▶ _Prompt_: Look for "Press" in each line of the entries, and return the matching lines.

:: Entries provided ::

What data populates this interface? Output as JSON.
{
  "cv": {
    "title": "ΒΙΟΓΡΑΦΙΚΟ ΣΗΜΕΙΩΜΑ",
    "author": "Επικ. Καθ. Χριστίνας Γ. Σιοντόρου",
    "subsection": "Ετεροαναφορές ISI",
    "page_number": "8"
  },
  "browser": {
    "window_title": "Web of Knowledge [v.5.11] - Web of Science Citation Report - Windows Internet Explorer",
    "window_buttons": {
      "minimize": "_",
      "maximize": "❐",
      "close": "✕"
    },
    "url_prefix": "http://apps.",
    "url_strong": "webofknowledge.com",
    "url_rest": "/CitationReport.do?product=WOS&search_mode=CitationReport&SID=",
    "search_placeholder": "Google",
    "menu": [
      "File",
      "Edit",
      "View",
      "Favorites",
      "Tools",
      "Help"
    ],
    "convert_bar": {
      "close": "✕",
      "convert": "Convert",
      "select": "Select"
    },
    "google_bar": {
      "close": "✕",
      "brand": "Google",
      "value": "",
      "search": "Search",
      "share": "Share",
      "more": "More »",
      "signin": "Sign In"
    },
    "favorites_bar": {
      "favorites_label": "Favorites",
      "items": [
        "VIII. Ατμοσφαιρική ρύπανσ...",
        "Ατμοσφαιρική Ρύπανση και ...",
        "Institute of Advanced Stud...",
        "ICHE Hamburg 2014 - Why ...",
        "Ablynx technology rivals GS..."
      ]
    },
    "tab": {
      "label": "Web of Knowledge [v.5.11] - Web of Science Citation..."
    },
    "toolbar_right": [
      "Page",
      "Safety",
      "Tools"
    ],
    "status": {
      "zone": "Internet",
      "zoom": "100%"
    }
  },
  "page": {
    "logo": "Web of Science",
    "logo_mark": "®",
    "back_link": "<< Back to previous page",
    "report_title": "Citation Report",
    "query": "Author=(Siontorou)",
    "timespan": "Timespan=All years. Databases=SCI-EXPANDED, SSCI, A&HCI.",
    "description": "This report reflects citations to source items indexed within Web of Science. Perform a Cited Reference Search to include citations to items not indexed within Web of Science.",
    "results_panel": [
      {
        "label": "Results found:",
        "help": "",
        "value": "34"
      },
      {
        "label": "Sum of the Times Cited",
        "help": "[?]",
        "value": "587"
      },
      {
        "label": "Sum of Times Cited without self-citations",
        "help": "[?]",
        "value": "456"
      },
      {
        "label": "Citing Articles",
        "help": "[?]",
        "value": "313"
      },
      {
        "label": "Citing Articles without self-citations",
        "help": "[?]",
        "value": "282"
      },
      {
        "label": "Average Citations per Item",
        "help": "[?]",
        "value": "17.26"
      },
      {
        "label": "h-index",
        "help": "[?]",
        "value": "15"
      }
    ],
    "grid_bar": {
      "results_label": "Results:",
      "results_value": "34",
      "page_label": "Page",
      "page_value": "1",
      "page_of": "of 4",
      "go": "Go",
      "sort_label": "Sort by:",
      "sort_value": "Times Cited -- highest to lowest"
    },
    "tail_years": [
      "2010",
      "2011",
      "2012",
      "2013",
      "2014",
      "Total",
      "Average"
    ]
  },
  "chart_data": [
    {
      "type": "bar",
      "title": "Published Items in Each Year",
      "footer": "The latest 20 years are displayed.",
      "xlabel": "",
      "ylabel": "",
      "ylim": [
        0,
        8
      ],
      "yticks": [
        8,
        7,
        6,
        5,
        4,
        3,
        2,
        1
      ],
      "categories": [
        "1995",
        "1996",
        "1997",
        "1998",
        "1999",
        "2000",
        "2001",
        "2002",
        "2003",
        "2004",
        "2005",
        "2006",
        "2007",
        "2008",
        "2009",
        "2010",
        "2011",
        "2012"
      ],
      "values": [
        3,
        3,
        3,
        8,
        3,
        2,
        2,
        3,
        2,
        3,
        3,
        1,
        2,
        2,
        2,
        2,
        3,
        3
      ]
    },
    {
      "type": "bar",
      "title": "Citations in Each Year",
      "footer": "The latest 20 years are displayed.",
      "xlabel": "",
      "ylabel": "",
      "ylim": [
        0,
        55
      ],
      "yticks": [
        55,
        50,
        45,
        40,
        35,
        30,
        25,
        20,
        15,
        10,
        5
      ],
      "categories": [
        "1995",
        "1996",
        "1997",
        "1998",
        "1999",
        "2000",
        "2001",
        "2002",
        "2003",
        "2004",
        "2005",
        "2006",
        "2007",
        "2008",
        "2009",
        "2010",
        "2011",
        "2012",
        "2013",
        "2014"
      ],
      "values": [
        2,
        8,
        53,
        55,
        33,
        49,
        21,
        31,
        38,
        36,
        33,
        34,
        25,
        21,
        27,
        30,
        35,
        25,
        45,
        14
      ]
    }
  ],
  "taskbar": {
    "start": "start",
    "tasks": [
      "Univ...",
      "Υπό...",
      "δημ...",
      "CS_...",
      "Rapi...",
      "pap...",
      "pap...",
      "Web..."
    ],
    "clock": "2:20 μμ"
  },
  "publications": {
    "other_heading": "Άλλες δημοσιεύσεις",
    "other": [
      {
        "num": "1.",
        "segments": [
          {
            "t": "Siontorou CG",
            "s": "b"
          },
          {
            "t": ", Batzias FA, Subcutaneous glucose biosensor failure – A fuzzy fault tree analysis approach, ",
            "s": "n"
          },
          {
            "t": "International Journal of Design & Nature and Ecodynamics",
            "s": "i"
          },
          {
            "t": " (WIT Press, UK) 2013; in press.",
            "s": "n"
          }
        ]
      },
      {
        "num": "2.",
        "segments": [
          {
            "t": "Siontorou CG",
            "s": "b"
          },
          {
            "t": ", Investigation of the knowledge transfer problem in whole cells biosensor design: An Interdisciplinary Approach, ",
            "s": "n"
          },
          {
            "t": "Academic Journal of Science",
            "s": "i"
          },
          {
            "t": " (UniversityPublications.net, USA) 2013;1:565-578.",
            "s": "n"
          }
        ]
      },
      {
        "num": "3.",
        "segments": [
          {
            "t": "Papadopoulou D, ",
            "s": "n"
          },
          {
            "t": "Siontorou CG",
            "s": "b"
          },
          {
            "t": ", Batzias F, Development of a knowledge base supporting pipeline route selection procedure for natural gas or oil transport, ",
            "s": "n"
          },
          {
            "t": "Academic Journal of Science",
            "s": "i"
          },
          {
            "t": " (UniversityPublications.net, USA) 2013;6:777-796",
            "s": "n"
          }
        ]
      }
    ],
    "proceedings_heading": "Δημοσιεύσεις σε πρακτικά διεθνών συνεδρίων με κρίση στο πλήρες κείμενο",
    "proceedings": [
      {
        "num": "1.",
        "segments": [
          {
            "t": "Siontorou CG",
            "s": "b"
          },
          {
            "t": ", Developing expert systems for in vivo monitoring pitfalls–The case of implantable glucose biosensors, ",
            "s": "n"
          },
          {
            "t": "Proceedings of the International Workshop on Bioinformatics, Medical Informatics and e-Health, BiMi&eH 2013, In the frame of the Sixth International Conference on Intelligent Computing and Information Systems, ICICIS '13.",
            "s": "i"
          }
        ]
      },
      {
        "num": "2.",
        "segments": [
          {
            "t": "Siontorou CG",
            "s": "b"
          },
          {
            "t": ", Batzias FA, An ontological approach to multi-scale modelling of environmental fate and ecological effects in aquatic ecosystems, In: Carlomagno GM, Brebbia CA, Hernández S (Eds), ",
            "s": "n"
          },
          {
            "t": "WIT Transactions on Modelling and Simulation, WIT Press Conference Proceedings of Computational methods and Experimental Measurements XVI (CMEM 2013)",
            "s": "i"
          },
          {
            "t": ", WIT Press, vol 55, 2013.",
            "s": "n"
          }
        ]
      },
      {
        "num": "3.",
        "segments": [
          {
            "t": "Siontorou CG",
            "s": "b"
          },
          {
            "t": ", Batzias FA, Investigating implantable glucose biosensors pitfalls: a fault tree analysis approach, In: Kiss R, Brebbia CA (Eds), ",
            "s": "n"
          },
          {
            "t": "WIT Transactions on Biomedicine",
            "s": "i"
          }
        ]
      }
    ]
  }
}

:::

▶ _Exercise output_:
            "t": " (WIT Press, UK) 2013; in press.",
            "t": "WIT Transactions on Modelling and Simulation, WIT Press Conference Proceedings of Computational methods and Experimental Measurements XVI (CMEM 2013)",
            "t": ", WIT Press, vol 55, 2013.",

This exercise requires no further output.